"It is troubling that ASSE can subvert the ANSI process in order to impose its own vision on the construction industry," said NAHB President Sandy Dunn, a home builder from Point Pleasant, W.Va. "The standard will be useless for the construction industry, so it is encouraging that there are several other effective resources available to ensure the health and safety of construction workers, which is our biggest priority."
An appeal brought about by the Construction Employers Coalition, which opposes the standard as it is currently written, was denied in June. NAHB said that in refusing the appeal, ANSI has decided that "consensus" for a standard does not require the agreement of the industry where the standard applies. In addition to NAHB, the coalition is comprised of the Associated General Contractors of America, Associated Builders & Contractors Inc., the American Subcontractors Association, and the Mechanical Contractors Association of America. In addition to the coalition members, 11 other firms and organizations also voted in opposition to the standard, NAHB said.

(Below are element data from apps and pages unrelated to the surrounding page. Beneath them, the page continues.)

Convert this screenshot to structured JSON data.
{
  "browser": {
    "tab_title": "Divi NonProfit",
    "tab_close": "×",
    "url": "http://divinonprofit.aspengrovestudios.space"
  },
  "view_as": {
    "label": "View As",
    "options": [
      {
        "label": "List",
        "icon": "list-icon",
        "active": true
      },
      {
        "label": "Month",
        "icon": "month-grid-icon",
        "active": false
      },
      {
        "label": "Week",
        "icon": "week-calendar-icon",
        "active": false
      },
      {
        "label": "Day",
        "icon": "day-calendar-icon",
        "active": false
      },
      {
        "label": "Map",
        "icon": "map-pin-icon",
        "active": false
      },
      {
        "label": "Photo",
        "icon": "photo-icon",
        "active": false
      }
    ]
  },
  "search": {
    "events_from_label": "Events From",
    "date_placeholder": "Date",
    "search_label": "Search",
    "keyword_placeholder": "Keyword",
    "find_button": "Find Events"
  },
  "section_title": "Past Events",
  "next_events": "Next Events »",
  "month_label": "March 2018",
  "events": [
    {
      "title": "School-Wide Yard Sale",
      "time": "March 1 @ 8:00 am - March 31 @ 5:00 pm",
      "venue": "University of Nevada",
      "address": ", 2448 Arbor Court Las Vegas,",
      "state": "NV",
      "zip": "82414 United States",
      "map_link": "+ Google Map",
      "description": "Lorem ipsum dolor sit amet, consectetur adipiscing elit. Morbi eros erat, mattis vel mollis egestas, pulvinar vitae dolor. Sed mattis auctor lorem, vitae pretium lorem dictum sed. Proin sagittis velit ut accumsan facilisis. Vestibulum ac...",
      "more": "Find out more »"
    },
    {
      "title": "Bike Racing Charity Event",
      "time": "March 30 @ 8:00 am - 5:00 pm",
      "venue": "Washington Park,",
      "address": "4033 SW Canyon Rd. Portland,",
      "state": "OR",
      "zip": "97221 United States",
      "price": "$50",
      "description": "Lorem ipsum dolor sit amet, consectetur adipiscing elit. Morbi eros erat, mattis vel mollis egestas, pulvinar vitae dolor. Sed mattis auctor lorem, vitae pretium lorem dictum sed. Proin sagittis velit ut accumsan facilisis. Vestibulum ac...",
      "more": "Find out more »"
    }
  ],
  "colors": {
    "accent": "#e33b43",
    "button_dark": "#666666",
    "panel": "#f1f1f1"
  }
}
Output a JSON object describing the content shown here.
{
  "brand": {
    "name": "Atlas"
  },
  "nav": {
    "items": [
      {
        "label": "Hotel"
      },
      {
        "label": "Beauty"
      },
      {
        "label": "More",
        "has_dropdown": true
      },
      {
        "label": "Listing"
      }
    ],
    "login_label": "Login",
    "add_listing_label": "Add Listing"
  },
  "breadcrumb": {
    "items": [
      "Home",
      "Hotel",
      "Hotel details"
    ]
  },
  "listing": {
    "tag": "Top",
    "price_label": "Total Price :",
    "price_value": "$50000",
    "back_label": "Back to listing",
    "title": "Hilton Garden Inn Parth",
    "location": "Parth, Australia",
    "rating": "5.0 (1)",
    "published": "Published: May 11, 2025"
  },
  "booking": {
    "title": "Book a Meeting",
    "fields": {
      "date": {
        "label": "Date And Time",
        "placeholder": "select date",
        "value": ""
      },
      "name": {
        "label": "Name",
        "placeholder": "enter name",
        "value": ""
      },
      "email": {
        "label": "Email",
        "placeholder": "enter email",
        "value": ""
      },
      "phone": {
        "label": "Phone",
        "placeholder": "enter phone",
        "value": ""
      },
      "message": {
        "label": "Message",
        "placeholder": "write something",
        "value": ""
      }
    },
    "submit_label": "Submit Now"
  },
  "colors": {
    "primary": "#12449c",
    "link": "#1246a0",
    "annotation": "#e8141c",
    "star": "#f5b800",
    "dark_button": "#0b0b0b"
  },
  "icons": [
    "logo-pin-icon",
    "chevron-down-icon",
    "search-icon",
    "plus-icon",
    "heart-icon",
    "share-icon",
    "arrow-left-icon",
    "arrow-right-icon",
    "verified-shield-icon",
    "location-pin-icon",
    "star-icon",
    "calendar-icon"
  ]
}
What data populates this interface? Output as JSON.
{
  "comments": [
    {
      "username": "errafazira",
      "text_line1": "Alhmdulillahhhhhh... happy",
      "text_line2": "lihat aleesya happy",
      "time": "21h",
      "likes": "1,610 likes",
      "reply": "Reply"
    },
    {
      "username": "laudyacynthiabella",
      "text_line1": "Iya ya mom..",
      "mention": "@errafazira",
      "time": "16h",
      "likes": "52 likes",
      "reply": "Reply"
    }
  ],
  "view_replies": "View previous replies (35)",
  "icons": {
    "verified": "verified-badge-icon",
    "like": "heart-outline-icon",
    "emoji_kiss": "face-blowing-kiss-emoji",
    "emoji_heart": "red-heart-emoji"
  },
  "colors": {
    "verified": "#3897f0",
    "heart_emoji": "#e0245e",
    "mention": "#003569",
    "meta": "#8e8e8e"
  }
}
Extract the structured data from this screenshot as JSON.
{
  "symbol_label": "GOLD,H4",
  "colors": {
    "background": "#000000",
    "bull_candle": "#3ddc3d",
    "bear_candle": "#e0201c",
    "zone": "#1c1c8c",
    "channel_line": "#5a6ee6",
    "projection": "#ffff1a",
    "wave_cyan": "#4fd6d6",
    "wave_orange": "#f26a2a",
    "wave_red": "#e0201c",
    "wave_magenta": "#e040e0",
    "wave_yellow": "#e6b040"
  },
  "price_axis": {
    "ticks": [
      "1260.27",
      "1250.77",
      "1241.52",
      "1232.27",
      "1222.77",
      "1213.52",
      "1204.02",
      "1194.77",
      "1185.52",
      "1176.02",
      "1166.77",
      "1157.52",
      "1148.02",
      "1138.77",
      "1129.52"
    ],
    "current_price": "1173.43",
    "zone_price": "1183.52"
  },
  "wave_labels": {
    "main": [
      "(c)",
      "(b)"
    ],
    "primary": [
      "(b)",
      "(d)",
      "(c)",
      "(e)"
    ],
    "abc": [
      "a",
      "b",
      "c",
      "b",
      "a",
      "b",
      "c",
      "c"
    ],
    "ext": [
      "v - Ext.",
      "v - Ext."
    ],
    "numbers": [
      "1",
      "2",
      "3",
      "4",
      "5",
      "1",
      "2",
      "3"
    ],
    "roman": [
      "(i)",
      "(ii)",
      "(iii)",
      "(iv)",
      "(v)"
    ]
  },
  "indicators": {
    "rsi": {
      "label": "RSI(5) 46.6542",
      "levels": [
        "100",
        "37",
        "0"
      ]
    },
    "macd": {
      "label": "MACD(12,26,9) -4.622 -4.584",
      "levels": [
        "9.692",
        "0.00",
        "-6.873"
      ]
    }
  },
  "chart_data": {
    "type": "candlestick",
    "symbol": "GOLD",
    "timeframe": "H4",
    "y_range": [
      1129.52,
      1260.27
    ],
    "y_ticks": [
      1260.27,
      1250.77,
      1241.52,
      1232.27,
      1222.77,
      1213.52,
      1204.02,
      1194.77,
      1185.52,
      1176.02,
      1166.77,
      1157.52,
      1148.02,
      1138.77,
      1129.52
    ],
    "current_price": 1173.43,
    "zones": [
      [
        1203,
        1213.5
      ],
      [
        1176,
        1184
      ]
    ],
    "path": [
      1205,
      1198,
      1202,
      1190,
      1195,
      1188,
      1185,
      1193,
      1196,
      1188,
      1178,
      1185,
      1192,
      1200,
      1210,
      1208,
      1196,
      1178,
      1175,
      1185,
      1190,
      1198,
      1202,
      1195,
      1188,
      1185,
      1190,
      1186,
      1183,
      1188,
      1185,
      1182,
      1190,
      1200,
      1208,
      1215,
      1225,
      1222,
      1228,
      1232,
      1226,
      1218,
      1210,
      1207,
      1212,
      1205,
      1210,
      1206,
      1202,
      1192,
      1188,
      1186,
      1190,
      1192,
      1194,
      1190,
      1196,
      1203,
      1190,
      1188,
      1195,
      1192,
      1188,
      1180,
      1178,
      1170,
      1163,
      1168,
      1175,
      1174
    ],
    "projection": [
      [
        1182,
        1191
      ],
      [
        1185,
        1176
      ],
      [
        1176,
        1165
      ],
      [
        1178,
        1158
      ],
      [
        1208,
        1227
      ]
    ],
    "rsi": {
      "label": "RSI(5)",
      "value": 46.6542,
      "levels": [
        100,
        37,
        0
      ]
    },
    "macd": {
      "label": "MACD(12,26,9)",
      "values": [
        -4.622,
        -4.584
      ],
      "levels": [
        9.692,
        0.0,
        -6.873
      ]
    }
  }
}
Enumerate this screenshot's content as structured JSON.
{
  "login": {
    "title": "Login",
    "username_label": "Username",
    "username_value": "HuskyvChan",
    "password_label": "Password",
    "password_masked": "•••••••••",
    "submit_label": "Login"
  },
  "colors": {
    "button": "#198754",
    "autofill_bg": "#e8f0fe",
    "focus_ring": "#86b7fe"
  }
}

"In effect, ASSE has created its own version of consensus and has adopted an unworkable program, despite strong objection from the construction industry," Dunn said. "It is not surprising that the Occupational Safety and Health Administration (OSHA) actually resigned from the consensus committee so as not to be associated with the final product."
In describing its objections to the impractical recommendations to the standard, NAHB pointed to a section that suggests cutting drywall into three-foot pieces, which would not fit on the framing used by nearly all architects, designers and builders. NAHB also said that the standard would not help reduce workplace injuries, because it is does not provide information on how to be safe. Rather than providing workplace safety instructions, it offers vague suggestions for employers to examine activities that involve such things as "force," "pushing," or "lifting." According to NAHB, the ANSI/A10 Committee itself admits that the standard is not intended to address the causes of injuries.